## Exercise requirements
Every entry must be output exactly as it is written.
### Supplied data
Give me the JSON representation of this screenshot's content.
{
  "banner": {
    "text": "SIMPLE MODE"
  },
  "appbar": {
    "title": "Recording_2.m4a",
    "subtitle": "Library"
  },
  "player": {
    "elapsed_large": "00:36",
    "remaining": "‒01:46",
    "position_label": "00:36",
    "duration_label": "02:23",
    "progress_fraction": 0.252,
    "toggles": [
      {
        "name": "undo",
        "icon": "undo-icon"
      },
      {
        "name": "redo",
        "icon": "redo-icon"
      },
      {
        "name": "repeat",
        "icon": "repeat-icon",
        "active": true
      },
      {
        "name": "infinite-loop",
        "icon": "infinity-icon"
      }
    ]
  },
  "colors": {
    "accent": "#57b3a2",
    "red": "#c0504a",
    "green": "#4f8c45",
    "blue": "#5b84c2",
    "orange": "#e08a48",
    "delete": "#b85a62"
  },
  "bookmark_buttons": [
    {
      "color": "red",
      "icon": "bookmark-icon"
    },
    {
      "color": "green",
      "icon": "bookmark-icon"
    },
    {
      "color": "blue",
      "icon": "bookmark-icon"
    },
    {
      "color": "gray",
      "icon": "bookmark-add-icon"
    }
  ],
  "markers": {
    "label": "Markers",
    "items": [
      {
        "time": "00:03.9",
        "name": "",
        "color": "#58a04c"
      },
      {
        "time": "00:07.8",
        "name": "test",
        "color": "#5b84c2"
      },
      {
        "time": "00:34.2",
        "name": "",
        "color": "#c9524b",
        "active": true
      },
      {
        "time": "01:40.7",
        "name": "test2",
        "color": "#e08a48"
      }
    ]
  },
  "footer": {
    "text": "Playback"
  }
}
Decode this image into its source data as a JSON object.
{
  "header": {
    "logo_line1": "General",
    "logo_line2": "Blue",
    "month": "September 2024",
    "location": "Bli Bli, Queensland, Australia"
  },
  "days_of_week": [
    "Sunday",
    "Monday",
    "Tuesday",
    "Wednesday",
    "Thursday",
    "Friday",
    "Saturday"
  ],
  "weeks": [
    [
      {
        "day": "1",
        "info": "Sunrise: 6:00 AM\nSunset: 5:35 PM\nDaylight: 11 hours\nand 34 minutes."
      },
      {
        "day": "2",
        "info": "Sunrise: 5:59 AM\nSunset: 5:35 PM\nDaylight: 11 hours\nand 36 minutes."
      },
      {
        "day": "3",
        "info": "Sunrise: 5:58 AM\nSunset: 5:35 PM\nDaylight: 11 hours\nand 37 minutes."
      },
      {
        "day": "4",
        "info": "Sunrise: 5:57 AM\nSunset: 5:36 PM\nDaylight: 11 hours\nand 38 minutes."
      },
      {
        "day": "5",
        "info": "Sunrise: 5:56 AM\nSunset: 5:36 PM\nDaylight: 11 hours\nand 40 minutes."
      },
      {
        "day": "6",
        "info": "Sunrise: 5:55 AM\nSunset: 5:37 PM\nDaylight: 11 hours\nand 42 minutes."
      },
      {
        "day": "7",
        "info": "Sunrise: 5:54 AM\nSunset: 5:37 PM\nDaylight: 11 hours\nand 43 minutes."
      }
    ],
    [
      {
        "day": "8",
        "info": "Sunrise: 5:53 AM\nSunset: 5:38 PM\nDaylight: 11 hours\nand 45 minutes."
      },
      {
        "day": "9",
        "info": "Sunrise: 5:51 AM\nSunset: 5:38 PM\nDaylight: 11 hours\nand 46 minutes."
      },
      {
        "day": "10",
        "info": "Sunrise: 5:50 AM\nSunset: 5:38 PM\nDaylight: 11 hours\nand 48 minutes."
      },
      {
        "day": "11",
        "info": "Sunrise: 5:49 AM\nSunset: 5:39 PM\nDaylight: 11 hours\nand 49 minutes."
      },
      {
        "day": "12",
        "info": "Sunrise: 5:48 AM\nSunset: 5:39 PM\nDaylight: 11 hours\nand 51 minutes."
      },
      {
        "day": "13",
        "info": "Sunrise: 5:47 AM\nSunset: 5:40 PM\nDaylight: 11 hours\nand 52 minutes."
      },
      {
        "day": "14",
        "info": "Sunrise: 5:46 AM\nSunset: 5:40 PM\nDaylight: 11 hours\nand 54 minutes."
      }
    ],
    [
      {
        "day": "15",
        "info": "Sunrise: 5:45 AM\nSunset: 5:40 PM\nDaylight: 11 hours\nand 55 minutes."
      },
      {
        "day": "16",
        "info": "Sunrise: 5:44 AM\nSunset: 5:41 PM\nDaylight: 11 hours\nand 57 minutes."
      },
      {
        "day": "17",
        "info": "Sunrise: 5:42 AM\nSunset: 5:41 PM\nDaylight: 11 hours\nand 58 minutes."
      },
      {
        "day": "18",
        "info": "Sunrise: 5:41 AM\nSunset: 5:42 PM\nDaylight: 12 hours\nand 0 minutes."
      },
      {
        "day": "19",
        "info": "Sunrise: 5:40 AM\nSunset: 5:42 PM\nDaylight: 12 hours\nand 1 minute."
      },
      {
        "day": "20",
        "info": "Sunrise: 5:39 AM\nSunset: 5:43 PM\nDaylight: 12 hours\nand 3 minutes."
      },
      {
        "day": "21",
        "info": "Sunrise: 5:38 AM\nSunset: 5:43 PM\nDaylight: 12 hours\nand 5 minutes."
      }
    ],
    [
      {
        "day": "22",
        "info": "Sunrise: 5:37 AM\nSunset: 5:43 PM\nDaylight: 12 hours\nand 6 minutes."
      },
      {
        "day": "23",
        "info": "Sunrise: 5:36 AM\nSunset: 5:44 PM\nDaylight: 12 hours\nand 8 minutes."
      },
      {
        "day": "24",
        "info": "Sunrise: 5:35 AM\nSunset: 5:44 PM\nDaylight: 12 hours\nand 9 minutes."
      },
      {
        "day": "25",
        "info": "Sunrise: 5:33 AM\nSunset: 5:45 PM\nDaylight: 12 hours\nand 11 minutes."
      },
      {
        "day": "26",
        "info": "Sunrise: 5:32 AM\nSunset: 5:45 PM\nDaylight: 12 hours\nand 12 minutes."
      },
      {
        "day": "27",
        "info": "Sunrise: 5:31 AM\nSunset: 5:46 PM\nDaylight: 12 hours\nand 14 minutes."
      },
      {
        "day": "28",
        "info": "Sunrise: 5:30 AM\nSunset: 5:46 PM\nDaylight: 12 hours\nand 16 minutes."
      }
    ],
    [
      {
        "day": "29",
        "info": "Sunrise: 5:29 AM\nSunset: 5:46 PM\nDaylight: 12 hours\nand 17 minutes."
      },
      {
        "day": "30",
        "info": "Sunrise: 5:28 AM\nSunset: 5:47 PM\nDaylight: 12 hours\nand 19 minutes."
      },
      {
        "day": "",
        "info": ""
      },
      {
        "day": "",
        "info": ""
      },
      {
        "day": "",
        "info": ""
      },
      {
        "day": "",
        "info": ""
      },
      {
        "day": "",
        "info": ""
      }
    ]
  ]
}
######
## Result of the exercise
Give me the JSON representation of this screenshot's content.
{
  "banner": {
    "text": "SIMPLE MODE"
  },
  "appbar": {
    "title": "Recording_2.m4a",
    "subtitle": "Library"
  },
  "player": {
    "elapsed_large": "00:36",
    "remaining": "‒01:46",
    "position_label": "00:36",
    "duration_label": "02:23",
    "progress_fraction": 0.252,
    "toggles": [
      {
        "name": "undo",
        "icon": "undo-icon"
      },
      {
        "name": "redo",
        "icon": "redo-icon"
      },
      {
        "name": "repeat",
        "icon": "repeat-icon",
        "active": true
      },
      {
        "name": "infinite-loop",
        "icon": "infinity-icon"
      }
    ]
  },
  "colors": {
    "accent": "#57b3a2",
    "red": "#c0504a",
    "green": "#4f8c45",
    "blue": "#5b84c2",
    "orange": "#e08a48",
    "delete": "#b85a62"
  },
  "bookmark_buttons": [
    {
      "color": "red",
      "icon": "bookmark-icon"
    },
    {
      "color": "green",
      "icon": "bookmark-icon"
    },
    {
      "color": "blue",
      "icon": "bookmark-icon"
    },
    {
      "color": "gray",
      "icon": "bookmark-add-icon"
    }
  ],
  "markers": {
    "label": "Markers",
    "items": [
      {
        "time": "00:03.9",
        "name": "",
        "color": "#58a04c"
      },
      {
        "time": "00:07.8",
        "name": "test",
        "color": "#5b84c2"
      },
      {
        "time": "00:34.2",
        "name": "",
        "color": "#c9524b",
        "active": true
      },
      {
        "time": "01:40.7",
        "name": "test2",
        "color": "#e08a48"
      }
    ]
  },
  "footer": {
    "text": "Playback"
  }
}
Decode this image into its source data as a JSON object.
{
  "header": {
    "logo_line1": "General",
    "logo_line2": "Blue",
    "month": "September 2024",
    "location": "Bli Bli, Queensland, Australia"
  },
  "days_of_week": [
    "Sunday",
    "Monday",
    "Tuesday",
    "Wednesday",
    "Thursday",
    "Friday",
    "Saturday"
  ],
  "weeks": [
    [
      {
        "day": "1",
        "info": "Sunrise: 6:00 AM\nSunset: 5:35 PM\nDaylight: 11 hours\nand 34 minutes."
      },
      {
        "day": "2",
        "info": "Sunrise: 5:59 AM\nSunset: 5:35 PM\nDaylight: 11 hours\nand 36 minutes."
      },
      {
        "day": "3",
        "info": "Sunrise: 5:58 AM\nSunset: 5:35 PM\nDaylight: 11 hours\nand 37 minutes."
      },
      {
        "day": "4",
        "info": "Sunrise: 5:57 AM\nSunset: 5:36 PM\nDaylight: 11 hours\nand 38 minutes."
      },
      {
        "day": "5",
        "info": "Sunrise: 5:56 AM\nSunset: 5:36 PM\nDaylight: 11 hours\nand 40 minutes."
      },
      {
        "day": "6",
        "info": "Sunrise: 5:55 AM\nSunset: 5:37 PM\nDaylight: 11 hours\nand 42 minutes."
      },
      {
        "day": "7",
        "info": "Sunrise: 5:54 AM\nSunset: 5:37 PM\nDaylight: 11 hours\nand 43 minutes."
      }
    ],
    [
      {
        "day": "8",
        "info": "Sunrise: 5:53 AM\nSunset: 5:38 PM\nDaylight: 11 hours\nand 45 minutes."
      },
      {
        "day": "9",
        "info": "Sunrise: 5:51 AM\nSunset: 5:38 PM\nDaylight: 11 hours\nand 46 minutes."
      },
      {
        "day": "10",
        "info": "Sunrise: 5:50 AM\nSunset: 5:38 PM\nDaylight: 11 hours\nand 48 minutes."
      },
      {
        "day": "11",
        "info": "Sunrise: 5:49 AM\nSunset: 5:39 PM\nDaylight: 11 hours\nand 49 minutes."
      },
      {
        "day": "12",
        "info": "Sunrise: 5:48 AM\nSunset: 5:39 PM\nDaylight: 11 hours\nand 51 minutes."
      },
      {
        "day": "13",
        "info": "Sunrise: 5:47 AM\nSunset: 5:40 PM\nDaylight: 11 hours\nand 52 minutes."
      },
      {
        "day": "14",
        "info": "Sunrise: 5:46 AM\nSunset: 5:40 PM\nDaylight: 11 hours\nand 54 minutes."
      }
    ],
    [
      {
        "day": "15",
        "info": "Sunrise: 5:45 AM\nSunset: 5:40 PM\nDaylight: 11 hours\nand 55 minutes."
      },
      {
        "day": "16",
        "info": "Sunrise: 5:44 AM\nSunset: 5:41 PM\nDaylight: 11 hours\nand 57 minutes."
      },
      {
        "day": "17",
        "info": "Sunrise: 5:42 AM\nSunset: 5:41 PM\nDaylight: 11 hours\nand 58 minutes."
      },
      {
        "day": "18",
        "info": "Sunrise: 5:41 AM\nSunset: 5:42 PM\nDaylight: 12 hours\nand 0 minutes."
      },
      {
        "day": "19",
        "info": "Sunrise: 5:40 AM\nSunset: 5:42 PM\nDaylight: 12 hours\nand 1 minute."
      },
      {
        "day": "20",
        "info": "Sunrise: 5:39 AM\nSunset: 5:43 PM\nDaylight: 12 hours\nand 3 minutes."
      },
      {
        "day": "21",
        "info": "Sunrise: 5:38 AM\nSunset: 5:43 PM\nDaylight: 12 hours\nand 5 minutes."
      }
    ],
    [
      {
        "day": "22",
        "info": "Sunrise: 5:37 AM\nSunset: 5:43 PM\nDaylight: 12 hours\nand 6 minutes."
      },
      {
        "day": "23",
        "info": "Sunrise: 5:36 AM\nSunset: 5:44 PM\nDaylight: 12 hours\nand 8 minutes."
      },
      {
        "day": "24",
        "info": "Sunrise: 5:35 AM\nSunset: 5:44 PM\nDaylight: 12 hours\nand 9 minutes."
      },
      {
        "day": "25",
        "info": "Sunrise: 5:33 AM\nSunset: 5:45 PM\nDaylight: 12 hours\nand 11 minutes."
      },
      {
        "day": "26",
        "info": "Sunrise: 5:32 AM\nSunset: 5:45 PM\nDaylight: 12 hours\nand 12 minutes."
      },
      {
        "day": "27",
        "info": "Sunrise: 5:31 AM\nSunset: 5:46 PM\nDaylight: 12 hours\nand 14 minutes."
      },
      {
        "day": "28",
        "info": "Sunrise: 5:30 AM\nSunset: 5:46 PM\nDaylight: 12 hours\nand 16 minutes."
      }
    ],
    [
      {
        "day": "29",
        "info": "Sunrise: 5:29 AM\nSunset: 5:46 PM\nDaylight: 12 hours\nand 17 minutes."
      },
      {
        "day": "30",
        "info": "Sunrise: 5:28 AM\nSunset: 5:47 PM\nDaylight: 12 hours\nand 19 minutes."
      },
      {
        "day": "",
        "info": ""
      },
      {
        "day": "",
        "info": ""
      },
      {
        "day": "",
        "info": ""
      },
      {
        "day": "",
        "info": ""
      },
      {
        "day": "",
        "info": ""
      }
    ]
  ]
}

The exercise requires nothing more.